Likewise, because there was no violation of Jerica's constitutional rights, there is no basis for liability on the part of the school district under City of Canton for the failure to train its employees. See Windle, 321 F.3d at 663.
Ms. King also challenges the district court's decision denying her leave to amend her complaint to assert claims against Mr. Nave in his individual capacity under the state-created danger doctrine. We review a district court's decision denying a motion for leave to amend a complaint for an abuse of discretion. Brunt v. Serv. Employees Int'l Union, 284 F.3d 715, 720 (7th Cir.2002). It is not an abuse of discretion to deny a motion to amend a complaint when such amendment would be futile. See id. An amendment is futile if the amended complaint would not survive a motion for summary judgment. See Sound of Music Co. v. Minnesota Mining Mfg. Co., 477 F.3d 910, 923 (7th Cir.2007).
Mr. Nave did not act affirmatively to create or to increase a risk to Jerica. First of all, it is not clear from the record that Mr. Nave acted affirmatively to keep Jerica after school. Although he expanded the discussion beyond what she had contemplated, the record gives no basis for concluding that she was not willing to stay longer than she may have anticipated or that she had any particular expectations about the length of the meeting. In any event, there is no basis upon which a jury could conclude that Mr. Nave had any idea of Jerica's transportation situation until the conclusion of their meeting. Assuming, arguendo, some affirmative act on the part of Mr. Nave, it nevertheless would be difficult to characterize his acts as anything other than simple negligence in failing to inquire into whether, following their session, Jerica needed assistance to arrange for transport.
Because Ms. King's proposed claims against Mr. Nave would not survive a motion for summary judgment, the district court did not abuse its discretion when it denied Ms. King leave to amend her complaint.
For the reasons set forth in this opinion, we affirm the district court's entry of summary judgment in favor of the District defendants.
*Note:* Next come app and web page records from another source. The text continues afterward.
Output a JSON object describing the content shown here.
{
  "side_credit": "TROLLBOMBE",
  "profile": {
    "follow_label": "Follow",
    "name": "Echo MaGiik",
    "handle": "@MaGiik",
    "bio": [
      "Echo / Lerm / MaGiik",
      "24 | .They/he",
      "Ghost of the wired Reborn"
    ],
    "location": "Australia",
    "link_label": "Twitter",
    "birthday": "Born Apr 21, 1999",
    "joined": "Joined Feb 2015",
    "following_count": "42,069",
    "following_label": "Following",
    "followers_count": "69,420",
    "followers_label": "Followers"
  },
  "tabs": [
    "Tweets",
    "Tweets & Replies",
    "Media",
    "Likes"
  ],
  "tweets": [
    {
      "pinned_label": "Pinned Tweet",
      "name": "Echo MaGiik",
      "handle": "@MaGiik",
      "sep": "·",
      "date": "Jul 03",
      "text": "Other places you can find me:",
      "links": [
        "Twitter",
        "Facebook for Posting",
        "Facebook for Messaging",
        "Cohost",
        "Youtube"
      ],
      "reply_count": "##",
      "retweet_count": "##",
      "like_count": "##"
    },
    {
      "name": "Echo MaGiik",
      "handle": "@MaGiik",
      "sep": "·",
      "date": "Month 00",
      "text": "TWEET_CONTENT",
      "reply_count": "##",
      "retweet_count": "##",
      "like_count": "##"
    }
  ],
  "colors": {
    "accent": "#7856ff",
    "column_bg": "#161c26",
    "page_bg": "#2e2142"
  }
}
We further conclude that the district court did not abuse its discretion when it denied Ms. King's request to amend her complaint.